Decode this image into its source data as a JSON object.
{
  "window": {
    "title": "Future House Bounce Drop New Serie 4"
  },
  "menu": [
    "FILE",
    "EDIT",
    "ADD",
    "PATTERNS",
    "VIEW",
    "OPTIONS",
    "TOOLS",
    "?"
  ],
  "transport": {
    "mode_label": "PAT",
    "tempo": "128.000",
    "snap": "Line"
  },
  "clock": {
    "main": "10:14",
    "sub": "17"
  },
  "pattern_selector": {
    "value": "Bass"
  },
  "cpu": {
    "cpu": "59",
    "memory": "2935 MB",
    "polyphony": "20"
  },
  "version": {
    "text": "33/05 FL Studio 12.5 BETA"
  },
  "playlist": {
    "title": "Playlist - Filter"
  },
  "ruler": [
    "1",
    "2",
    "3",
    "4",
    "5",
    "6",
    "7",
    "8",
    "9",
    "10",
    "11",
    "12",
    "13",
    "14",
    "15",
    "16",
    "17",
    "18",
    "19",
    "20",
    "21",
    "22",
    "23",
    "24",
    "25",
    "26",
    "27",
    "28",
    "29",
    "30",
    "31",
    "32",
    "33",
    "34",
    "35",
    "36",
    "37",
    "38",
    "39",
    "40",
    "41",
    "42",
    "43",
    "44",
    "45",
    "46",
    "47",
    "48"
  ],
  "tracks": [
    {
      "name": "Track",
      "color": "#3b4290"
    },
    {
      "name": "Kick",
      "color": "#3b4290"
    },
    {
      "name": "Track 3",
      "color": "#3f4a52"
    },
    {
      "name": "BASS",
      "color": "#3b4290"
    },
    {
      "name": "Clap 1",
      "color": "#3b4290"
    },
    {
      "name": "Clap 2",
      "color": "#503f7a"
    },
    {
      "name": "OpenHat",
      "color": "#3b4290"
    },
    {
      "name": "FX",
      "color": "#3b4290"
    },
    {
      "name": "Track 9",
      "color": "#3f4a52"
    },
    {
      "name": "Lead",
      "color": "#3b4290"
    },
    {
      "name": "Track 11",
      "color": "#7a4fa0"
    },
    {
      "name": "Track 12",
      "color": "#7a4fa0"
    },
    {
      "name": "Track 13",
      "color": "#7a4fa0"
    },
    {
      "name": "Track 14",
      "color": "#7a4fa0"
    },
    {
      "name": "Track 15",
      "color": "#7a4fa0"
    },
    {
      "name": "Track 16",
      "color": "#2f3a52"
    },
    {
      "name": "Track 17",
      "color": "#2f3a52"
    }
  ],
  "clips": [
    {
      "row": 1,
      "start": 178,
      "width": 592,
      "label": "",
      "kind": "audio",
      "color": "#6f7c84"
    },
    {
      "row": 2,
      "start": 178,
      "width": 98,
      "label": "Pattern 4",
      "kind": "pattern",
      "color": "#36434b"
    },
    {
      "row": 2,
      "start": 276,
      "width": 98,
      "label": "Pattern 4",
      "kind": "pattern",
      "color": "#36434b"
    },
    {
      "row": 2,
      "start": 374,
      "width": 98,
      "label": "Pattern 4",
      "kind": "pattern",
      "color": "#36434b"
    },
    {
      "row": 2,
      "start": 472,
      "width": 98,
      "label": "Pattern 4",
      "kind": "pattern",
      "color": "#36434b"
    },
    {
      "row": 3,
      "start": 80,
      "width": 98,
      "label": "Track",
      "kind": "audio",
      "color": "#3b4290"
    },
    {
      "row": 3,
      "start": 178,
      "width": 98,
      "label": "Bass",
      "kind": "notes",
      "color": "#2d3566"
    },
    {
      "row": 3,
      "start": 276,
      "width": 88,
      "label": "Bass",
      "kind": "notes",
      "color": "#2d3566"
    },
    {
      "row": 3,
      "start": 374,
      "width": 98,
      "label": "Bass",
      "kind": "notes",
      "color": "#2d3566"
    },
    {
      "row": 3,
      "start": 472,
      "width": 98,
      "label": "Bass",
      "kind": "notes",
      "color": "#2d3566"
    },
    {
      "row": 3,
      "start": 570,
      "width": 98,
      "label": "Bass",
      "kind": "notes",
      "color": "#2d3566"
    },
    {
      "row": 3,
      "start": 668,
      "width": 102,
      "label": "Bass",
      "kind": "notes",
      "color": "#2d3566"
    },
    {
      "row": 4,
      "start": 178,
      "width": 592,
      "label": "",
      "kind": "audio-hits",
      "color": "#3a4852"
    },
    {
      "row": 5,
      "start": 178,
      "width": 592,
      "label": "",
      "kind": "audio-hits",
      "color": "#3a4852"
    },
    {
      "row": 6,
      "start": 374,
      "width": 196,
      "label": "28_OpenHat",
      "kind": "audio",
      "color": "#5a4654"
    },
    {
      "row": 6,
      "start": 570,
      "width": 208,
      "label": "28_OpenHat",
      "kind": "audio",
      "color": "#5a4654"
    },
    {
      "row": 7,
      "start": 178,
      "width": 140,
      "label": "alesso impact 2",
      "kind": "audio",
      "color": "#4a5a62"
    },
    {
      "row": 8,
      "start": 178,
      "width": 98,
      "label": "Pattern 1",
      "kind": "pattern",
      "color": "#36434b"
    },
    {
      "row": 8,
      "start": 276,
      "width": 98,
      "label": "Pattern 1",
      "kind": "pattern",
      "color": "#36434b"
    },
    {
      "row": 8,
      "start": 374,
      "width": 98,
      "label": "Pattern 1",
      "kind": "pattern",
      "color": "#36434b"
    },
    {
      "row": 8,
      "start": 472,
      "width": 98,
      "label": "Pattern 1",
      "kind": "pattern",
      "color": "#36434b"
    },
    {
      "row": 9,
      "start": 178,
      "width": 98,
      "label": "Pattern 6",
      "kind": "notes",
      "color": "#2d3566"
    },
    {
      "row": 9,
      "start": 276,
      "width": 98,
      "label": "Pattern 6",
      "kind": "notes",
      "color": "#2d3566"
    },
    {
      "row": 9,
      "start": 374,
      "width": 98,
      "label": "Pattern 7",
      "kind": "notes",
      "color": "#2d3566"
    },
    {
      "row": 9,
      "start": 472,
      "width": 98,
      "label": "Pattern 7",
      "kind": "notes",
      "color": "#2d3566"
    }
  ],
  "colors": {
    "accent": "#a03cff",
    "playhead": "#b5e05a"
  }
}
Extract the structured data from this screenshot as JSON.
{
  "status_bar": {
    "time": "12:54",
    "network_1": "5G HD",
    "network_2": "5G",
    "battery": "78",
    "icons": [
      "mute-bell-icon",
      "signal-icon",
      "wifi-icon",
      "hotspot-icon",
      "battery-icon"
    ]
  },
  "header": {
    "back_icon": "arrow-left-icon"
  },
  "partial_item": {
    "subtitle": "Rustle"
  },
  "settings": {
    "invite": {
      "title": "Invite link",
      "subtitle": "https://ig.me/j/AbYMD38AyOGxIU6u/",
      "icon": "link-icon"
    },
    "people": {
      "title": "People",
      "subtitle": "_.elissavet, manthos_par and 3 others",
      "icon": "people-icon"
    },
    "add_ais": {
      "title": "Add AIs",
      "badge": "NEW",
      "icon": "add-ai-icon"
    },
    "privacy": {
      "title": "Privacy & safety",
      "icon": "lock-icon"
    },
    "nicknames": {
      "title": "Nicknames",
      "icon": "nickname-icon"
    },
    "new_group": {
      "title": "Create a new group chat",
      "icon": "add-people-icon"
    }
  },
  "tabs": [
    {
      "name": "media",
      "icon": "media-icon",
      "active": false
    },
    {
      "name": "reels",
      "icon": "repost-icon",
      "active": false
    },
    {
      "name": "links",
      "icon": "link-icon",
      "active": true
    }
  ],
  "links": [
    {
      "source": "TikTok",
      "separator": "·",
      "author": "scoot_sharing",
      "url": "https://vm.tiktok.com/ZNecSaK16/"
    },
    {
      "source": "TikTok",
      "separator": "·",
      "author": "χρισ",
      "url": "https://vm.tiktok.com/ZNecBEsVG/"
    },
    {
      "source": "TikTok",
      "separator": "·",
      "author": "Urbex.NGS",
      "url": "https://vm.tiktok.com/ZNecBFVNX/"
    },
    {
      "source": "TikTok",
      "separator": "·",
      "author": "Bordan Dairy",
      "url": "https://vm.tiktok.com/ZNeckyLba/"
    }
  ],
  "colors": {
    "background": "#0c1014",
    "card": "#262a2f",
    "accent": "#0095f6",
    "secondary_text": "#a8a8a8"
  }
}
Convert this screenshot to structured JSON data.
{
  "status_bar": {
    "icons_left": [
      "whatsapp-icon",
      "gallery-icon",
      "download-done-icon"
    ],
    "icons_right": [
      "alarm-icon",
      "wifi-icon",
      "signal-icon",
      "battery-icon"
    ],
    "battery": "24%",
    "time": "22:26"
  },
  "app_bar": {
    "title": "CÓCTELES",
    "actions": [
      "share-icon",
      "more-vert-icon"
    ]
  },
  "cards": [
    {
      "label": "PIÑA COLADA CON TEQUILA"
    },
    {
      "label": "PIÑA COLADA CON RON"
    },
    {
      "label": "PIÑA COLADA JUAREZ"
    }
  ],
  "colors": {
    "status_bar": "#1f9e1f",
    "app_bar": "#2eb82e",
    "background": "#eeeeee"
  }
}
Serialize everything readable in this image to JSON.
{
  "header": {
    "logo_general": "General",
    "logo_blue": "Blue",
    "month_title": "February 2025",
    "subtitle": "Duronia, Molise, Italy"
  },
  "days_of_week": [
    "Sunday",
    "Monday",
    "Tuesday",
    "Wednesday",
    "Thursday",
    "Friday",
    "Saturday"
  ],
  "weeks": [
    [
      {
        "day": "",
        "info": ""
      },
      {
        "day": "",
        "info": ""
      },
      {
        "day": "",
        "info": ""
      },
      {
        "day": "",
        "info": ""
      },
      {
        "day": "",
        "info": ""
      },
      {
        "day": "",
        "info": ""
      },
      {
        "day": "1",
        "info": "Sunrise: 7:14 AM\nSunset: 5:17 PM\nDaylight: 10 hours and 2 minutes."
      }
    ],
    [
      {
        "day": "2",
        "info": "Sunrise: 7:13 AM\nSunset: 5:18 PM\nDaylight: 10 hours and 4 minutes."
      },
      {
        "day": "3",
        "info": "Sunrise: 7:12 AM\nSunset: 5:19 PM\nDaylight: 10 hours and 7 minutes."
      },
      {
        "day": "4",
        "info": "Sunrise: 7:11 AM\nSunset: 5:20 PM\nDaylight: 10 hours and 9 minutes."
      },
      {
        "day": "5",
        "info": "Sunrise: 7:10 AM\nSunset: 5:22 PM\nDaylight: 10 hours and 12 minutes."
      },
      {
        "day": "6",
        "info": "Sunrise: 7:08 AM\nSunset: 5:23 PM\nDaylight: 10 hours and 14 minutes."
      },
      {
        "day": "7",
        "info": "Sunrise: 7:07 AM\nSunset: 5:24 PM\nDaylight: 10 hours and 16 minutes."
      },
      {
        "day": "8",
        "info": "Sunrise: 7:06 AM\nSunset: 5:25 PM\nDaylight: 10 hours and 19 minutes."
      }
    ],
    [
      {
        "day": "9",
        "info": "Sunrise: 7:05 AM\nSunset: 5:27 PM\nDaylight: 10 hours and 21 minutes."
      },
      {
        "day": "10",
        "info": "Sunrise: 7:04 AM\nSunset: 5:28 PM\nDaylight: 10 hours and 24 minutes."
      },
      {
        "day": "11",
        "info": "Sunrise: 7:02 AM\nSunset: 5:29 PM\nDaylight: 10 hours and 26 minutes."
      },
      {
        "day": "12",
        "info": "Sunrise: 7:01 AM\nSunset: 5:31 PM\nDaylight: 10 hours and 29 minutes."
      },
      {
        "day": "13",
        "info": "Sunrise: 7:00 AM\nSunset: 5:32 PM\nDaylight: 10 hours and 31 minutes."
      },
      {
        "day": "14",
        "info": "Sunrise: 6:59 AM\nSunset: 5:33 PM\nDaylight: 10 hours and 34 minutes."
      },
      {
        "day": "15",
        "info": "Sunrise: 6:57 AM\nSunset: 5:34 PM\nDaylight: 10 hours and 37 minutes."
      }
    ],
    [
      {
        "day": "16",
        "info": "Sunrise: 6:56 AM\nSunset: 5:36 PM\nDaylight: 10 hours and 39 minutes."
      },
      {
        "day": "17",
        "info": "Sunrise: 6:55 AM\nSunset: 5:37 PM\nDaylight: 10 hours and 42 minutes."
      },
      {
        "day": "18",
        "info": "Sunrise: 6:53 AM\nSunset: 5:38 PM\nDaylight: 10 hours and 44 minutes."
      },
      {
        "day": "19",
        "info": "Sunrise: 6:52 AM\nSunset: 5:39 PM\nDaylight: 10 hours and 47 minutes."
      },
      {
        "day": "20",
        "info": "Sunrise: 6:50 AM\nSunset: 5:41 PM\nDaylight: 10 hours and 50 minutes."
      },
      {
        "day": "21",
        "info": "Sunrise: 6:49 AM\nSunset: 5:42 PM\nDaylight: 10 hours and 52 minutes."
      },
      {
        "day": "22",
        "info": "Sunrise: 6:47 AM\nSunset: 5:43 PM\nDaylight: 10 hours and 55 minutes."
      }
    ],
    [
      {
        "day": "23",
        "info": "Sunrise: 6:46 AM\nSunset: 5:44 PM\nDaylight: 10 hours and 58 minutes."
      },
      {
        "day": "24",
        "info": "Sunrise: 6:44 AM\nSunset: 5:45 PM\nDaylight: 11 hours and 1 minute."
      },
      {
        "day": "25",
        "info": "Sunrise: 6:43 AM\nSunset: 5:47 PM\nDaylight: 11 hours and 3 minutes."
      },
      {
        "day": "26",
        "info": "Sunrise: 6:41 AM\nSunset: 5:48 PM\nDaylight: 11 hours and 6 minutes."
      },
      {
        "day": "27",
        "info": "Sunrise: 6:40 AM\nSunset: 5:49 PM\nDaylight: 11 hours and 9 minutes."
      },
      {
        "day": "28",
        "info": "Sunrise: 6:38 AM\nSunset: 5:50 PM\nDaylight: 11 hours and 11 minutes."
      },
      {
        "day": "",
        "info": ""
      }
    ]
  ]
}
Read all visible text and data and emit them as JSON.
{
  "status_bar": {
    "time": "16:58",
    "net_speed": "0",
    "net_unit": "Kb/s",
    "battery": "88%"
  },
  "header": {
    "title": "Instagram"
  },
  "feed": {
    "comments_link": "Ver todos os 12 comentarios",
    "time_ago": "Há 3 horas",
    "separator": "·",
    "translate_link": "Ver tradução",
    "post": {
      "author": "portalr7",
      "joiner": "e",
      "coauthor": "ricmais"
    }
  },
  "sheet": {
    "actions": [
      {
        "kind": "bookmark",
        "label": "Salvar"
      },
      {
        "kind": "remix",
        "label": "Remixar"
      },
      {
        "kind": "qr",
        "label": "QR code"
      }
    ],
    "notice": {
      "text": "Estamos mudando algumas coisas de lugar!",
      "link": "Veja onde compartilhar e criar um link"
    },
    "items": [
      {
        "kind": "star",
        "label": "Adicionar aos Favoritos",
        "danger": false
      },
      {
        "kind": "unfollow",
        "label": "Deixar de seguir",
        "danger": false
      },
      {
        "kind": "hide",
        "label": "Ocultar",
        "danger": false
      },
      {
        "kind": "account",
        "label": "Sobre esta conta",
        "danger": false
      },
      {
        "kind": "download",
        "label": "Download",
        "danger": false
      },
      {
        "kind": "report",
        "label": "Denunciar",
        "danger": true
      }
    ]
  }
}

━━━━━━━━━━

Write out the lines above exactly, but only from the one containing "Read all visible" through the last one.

## Exercise response
Read all visible text and data and emit them as JSON.
{
  "status_bar": {
    "time": "16:58",
    "net_speed": "0",
    "net_unit": "Kb/s",
    "battery": "88%"
  },
  "header": {
    "title": "Instagram"
  },
  "feed": {
    "comments_link": "Ver todos os 12 comentarios",
    "time_ago": "Há 3 horas",
    "separator": "·",
    "translate_link": "Ver tradução",
    "post": {
      "author": "portalr7",
      "joiner": "e",
      "coauthor": "ricmais"
    }
  },
  "sheet": {
    "actions": [
      {
        "kind": "bookmark",
        "label": "Salvar"
      },
      {
        "kind": "remix",
        "label": "Remixar"
      },
      {
        "kind": "qr",
        "label": "QR code"
      }
    ],
    "notice": {
      "text": "Estamos mudando algumas coisas de lugar!",
      "link": "Veja onde compartilhar e criar um link"
    },
    "items": [
      {
        "kind": "star",
        "label": "Adicionar aos Favoritos",
        "danger": false
      },
      {
        "kind": "unfollow",
        "label": "Deixar de seguir",
        "danger": false
      },
      {
        "kind": "hide",
        "label": "Ocultar",
        "danger": false
      },
      {
        "kind": "account",
        "label": "Sobre esta conta",
        "danger": false
      },
      {
        "kind": "download",
        "label": "Download",
        "danger": false
      },
      {
        "kind": "report",
        "label": "Denunciar",
        "danger": true
      }
    ]
  }
}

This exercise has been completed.